Task description:
Return the lines below in which the string "Machines" occurs.

Stored items from a collection:

_ _ _ _ _

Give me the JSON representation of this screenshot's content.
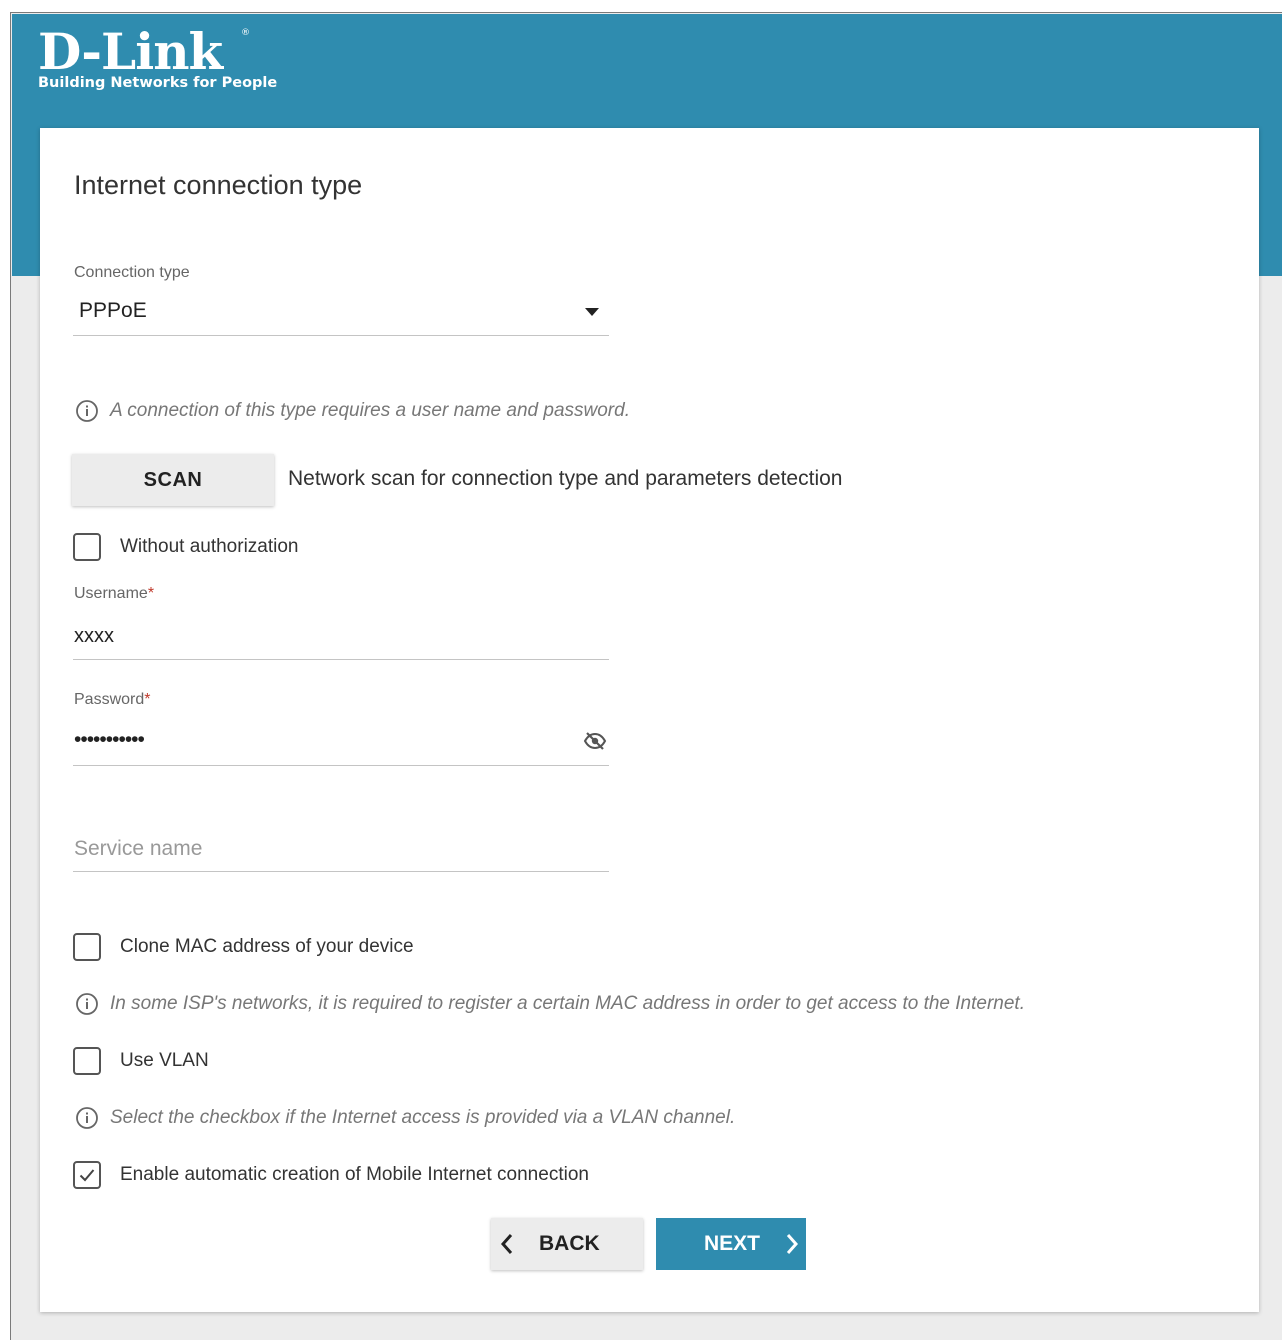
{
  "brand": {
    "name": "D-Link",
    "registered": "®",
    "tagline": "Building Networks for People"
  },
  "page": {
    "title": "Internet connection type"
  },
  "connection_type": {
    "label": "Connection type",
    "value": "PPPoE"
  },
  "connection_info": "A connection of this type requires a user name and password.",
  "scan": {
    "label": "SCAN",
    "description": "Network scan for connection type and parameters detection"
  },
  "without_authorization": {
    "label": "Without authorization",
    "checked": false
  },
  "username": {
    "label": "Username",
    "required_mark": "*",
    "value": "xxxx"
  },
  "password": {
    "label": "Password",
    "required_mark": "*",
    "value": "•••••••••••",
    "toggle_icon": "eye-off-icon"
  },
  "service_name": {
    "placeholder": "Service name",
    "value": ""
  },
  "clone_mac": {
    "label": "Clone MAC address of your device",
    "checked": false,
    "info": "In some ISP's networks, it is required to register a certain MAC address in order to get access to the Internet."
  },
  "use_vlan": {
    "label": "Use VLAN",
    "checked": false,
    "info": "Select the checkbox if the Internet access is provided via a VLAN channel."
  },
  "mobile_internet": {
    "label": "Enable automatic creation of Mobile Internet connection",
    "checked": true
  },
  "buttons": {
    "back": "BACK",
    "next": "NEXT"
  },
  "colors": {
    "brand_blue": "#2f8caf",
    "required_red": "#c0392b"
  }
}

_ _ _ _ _

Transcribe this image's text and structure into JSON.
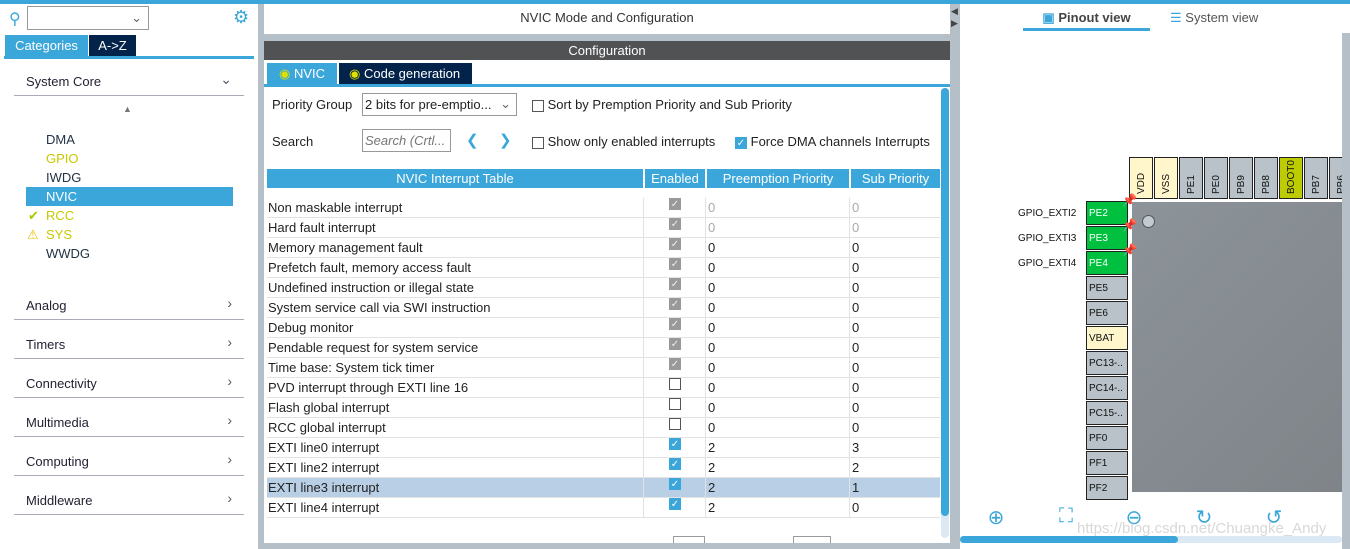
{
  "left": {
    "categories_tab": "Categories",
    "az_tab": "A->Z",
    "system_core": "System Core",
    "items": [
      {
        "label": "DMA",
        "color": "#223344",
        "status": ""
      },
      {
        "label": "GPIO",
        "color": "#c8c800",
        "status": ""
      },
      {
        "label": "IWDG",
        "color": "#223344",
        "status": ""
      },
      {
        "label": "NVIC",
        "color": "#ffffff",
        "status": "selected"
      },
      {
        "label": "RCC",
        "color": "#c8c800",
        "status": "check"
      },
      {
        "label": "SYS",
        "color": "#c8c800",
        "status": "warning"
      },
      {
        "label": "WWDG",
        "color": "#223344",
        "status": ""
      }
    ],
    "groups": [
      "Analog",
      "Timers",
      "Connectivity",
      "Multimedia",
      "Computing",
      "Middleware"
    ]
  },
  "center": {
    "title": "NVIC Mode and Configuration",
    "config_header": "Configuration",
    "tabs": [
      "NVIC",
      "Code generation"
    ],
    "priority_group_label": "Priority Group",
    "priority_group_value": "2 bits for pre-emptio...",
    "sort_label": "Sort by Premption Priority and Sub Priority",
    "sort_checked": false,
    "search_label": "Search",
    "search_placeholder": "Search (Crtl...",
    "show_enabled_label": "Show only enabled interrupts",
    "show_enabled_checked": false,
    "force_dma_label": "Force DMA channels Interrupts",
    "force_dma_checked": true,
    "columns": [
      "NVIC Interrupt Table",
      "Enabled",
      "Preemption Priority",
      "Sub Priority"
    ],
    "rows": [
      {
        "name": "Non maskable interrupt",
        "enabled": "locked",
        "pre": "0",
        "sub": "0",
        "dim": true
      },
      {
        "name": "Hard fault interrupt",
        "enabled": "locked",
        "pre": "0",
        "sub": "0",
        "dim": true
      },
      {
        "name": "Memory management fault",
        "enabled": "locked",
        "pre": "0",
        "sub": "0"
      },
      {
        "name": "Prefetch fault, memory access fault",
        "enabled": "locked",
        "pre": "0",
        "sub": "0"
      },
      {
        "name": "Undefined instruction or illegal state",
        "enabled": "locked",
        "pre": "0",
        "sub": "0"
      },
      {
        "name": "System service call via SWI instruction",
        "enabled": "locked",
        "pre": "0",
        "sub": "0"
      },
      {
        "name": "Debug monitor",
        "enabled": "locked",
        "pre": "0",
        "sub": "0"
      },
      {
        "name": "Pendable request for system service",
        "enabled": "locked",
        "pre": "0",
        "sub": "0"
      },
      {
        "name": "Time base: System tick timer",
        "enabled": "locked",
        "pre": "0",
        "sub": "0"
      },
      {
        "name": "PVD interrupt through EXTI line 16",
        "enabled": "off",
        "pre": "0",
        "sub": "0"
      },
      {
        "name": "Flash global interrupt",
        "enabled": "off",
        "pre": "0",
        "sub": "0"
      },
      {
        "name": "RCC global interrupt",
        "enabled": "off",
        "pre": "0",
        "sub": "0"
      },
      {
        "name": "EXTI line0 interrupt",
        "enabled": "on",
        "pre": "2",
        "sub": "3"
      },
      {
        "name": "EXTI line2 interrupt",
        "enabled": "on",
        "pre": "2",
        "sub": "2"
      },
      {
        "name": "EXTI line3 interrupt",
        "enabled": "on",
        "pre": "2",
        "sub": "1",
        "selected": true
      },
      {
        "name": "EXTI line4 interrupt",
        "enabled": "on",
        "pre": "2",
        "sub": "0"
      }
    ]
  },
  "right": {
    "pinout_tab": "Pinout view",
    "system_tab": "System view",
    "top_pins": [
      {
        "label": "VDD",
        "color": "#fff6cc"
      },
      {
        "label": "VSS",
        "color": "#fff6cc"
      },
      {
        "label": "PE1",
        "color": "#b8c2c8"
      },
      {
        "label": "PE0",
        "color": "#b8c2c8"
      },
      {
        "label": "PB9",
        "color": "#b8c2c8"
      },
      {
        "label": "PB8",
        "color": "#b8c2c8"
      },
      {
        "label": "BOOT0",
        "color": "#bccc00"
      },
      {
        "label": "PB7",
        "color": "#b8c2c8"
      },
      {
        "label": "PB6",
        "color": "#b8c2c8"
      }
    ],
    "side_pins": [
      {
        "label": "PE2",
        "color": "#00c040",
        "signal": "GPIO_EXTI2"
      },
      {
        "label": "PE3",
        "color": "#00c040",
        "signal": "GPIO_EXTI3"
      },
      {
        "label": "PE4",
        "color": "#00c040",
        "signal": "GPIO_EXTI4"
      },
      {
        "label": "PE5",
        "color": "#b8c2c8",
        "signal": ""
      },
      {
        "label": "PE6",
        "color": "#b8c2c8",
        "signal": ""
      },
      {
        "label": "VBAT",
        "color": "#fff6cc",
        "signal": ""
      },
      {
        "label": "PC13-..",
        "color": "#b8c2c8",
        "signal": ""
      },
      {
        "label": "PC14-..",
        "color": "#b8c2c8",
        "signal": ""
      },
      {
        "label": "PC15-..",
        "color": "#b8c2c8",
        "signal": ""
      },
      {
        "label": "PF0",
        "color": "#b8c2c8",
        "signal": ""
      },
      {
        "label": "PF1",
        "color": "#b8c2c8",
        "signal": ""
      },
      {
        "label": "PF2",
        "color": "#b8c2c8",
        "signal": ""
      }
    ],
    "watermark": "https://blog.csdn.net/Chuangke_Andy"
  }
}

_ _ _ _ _

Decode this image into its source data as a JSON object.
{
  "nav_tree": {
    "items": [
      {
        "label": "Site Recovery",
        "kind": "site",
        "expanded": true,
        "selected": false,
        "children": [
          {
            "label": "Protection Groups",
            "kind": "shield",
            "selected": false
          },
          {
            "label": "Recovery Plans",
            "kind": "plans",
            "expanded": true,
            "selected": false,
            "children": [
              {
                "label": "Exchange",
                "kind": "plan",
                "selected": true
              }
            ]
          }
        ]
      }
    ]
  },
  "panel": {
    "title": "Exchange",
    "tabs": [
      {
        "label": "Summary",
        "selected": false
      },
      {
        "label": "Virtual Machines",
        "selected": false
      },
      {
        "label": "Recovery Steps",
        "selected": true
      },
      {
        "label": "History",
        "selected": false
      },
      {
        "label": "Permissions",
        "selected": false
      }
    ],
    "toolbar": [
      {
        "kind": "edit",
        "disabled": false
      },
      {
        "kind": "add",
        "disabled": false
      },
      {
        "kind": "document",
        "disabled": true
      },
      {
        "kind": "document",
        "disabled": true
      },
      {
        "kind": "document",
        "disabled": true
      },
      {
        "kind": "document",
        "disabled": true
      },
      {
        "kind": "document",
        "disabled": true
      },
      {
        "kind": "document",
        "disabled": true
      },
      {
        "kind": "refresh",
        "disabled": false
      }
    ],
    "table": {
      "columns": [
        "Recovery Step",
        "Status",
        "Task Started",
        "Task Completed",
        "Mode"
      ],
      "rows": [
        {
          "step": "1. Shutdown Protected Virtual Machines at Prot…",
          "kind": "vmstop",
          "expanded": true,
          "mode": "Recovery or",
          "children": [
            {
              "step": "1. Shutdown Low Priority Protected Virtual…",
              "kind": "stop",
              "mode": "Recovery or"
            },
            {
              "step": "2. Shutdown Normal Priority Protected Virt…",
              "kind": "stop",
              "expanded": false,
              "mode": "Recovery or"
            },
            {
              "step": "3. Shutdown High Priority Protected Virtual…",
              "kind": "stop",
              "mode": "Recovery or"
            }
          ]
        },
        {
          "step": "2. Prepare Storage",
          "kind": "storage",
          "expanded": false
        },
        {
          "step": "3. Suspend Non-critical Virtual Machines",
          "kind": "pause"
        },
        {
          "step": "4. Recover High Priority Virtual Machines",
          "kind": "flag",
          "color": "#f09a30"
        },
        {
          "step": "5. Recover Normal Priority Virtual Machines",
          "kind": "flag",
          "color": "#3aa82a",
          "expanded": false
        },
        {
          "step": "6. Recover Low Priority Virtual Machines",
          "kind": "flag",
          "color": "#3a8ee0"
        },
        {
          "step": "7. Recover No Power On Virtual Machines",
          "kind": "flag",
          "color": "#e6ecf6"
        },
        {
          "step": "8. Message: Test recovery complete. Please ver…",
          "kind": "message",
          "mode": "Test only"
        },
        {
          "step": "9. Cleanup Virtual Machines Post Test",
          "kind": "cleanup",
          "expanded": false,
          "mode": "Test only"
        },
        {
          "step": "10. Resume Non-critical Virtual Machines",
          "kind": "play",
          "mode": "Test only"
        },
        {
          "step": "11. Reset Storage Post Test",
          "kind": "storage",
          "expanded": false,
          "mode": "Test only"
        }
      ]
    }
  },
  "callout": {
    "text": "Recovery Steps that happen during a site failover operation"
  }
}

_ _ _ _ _

Answer space:
        "label": "Virtual Machines",
          "step": "1. Shutdown Protected Virtual Machines at Prot…",
          "step": "3. Suspend Non-critical Virtual Machines",
          "step": "4. Recover High Priority Virtual Machines",
          "step": "5. Recover Normal Priority Virtual Machines",
          "step": "6. Recover Low Priority Virtual Machines",
          "step": "7. Recover No Power On Virtual Machines",
          "step": "9. Cleanup Virtual Machines Post Test",
          "step": "10. Resume Non-critical Virtual Machines",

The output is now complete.